Once a public campground, Shinitzky purchased the pristine river property with plans to develop a private, gated community with a total of 32 small lots.
The Nantahala River is surrounded by national forest, making the Mystic River development a rare opportunity to own a piece of land in the gorge. Despite pushback from the outdoor recreation community who felt the development would destroy the natural setting of the Nantahala Gorge, the lots sold in a matter of weeks following an aggressive marketing campaign. People paid between $225,000 and $375,000 for lots that on average were only one-third of an acre.
The economy and the housing market were in a much different state in 2006, but with the recession hitting everyone hard in 2007, developers all over the country were in way over their heads. Many developers building large up-scale subdivisions in Western North Carolina cut their losses during the height of the recession, leaving property owners in the lurch on their investments.
Shinitzky also made many promises to the people buying up lots — Mystic Lands was going to be a nirvana with topnotch amenities including a clubhouse and observatory on top of the ridge.

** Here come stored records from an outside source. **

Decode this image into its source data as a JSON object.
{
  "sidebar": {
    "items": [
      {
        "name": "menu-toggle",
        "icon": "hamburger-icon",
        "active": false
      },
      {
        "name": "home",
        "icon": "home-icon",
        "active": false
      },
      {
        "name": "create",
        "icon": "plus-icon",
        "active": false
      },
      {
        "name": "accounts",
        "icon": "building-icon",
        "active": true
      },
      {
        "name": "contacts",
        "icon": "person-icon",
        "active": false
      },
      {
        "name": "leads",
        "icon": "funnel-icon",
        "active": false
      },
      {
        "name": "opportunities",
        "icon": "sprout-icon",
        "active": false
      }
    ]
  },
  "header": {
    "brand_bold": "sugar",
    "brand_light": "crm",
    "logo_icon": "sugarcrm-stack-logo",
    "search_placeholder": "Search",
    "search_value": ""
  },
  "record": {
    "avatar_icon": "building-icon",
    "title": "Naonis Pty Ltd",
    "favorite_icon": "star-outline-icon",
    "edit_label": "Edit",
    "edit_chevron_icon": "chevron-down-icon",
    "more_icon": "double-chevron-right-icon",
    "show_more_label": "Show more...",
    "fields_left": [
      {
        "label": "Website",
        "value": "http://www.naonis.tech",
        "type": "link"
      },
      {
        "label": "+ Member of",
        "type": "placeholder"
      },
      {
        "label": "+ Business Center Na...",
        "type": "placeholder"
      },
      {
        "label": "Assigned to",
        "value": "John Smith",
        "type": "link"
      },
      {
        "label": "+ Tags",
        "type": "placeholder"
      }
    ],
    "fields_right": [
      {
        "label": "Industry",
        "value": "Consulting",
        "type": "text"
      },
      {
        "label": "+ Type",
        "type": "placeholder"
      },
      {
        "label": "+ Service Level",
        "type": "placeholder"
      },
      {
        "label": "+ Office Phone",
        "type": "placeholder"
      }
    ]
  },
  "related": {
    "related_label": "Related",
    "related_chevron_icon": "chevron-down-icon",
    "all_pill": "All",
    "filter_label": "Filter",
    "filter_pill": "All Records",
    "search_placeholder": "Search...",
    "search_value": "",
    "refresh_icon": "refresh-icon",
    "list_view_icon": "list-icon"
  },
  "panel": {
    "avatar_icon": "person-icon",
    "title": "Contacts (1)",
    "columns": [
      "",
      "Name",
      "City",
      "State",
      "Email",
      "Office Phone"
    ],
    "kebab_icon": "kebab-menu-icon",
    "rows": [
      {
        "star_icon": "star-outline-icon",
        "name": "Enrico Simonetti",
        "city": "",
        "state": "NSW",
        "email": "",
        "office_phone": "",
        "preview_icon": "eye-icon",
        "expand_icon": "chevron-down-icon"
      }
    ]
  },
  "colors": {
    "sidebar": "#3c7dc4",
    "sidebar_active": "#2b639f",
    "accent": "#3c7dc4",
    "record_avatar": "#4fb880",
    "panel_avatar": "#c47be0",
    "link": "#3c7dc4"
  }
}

Shinitzky was proud to say on the stand that he was one of the few developers determined to stick it out after the real estate bubble burst — after all he was also a property owner in the Mystic Lands community.
“I have built this place and loved this place and sacrificed for 12 years and spent millions only to try to steal a few thousand dollars? Are you kidding me?” Shinitzky said while testifying.
Even though the lots sold at record speed, home construction was slow moving as property owners waited for a better economic climate to construct their dream second homes.
By 2012, construction was rebounding and nearly a dozen property owners began designing and building their Mystic River homes. Things were looking up and all the property owners were working hand in hand with Shinitzky to see the completion of more homes and the amenities promised to them.
But patience wore thin by 2015 when homeowners weren’t seeing any progress being made — the specialized septic systems needed for the river property weren’t provided, roads up to the Mystic Ridge properties weren’t being paved and construction of the clubhouse and observatory wasn’t being done.
Property owners finally made contributions in the form of a $550,000 loan to get the clubhouse completed. Shinitzky did eventually pay back that loan to the POA members, but that was just the beginning of the financial struggles between property owners and the developer.
Construction of the observatory, a facility where homeowners could view the nighttime sky from the top of the ridge, didn’t get underway until the plaintiffs were already in court with Shinitzky. While property owners are happy it got done, the facility is definitely not what they were told it would be. An artist rendering shared with property owners displays a much nicer dome-shaped observatory while what was actually built looks like a small modular building with an observatory dome on top of it.